Friday, April 3, 2009

Across the wet wastes,
steaming in the hot morning sun,
God moves.

Something stirs,
ripple laps the lip of mud
wind walks on water.

Across the soft, moist deltas,
beyond the narrow line of willows,
and the flat, brown plains

a green garden rises
thick with trees
tangled in vines
hazy in the heat

Voice murmurs song of creation
Voice of authority.
mayim, shamayim, behemoth
let it be.

Man stands
Man, pitiful thing
Naked in the sun
Naked in the wind.

His eyes see
“Flesh of my flesh.”
Yet more.

“Bone of my bone.”
“My help meet.”
Ends the Creation Song
With Her.

Thought for the Day

A responsible person does not take on more than She or he can handle.

Thursday, April 2, 2009

I will not buy cypress mulch

The tragic genius of man is that if he works at it hard enough, he can find a way to exploit just about anything.

How about an ugly, inedible sea mollusc? Well, turns out the cuttlefish makes a great toy for caged birds. A root that forks like the legs of a man? Medically useless, but try telling that to superstitious people who pay dearly for ginseng. Horseshoe crabs? Scientists drain their blood for research.

Somebody recently discovered that the great sentinels of our southern swamps, cypress trees, make a long-lasting, pest-resistant garden mulch. And the saws are now cutting them, fast and furious, to sprinkle upon the suburbs of America.

That is a sad and sorry fate for such a special tree, arborial neighbor to the 'gator and cottonmouth, the eagle and the muskrat.

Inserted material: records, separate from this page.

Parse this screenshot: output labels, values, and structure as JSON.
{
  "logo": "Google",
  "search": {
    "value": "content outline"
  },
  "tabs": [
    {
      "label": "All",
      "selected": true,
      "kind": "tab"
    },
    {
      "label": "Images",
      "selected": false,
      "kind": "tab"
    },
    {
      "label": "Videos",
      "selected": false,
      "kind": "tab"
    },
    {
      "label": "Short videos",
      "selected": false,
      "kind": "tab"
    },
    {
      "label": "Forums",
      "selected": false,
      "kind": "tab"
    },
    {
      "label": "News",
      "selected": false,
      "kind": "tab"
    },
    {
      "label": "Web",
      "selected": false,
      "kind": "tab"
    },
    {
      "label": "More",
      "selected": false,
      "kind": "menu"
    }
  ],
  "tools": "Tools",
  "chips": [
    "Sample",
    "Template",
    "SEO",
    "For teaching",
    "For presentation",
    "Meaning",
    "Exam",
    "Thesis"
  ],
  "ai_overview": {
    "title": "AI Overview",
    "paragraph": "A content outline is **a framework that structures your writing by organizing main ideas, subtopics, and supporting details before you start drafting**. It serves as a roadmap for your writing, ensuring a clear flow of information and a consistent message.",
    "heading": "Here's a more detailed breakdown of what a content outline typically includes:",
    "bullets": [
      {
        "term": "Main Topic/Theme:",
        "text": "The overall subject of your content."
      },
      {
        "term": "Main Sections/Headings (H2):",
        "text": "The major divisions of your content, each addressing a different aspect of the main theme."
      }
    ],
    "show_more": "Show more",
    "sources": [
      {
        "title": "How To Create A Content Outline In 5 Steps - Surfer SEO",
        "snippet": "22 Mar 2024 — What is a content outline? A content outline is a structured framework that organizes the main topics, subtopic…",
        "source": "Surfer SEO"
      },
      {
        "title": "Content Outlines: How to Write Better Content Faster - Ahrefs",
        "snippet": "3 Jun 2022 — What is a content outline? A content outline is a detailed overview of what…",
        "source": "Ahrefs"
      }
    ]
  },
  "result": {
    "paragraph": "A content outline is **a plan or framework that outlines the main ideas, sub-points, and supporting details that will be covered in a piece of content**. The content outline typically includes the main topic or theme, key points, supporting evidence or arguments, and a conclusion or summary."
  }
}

I will not buy cypress mulch. I will not be as those who tore down the buildings of Rome for cobblestones and doorstops. I will not spread the shattered shavings of this wild wonder upon my petunias.


I don't hate this guy. I wish I WAS this guy.

In a certain year of the 20th century,the same year, two babies were born. One was me, an obscure guy who barely makes the mortgage payment. The other was this guy:

"At the age of 14, EDGE's president and CEO, Jeff Thompson, began EDGE Tech Corp with $2,500 he had saved from a newspaper route in Ada, Okla. With a fascination for the technology market, he began buying and selling computer parts in the Dallas Morning News. Today, EDGE is one of the largest and most respected companies in its industry."

"EDGE Tech Corp, an ISO 9001:2000-certified company founded in 1986, is a leading supplier of computer memory upgrades, portable computing products, storage devices, and other experience-enhancing technology solutions."

In 1986, I was dreaming of only one thing, Girls, and the only technology in my field of interest was a portable radio that I got for Christmas.

I feel SOOHH pathetic!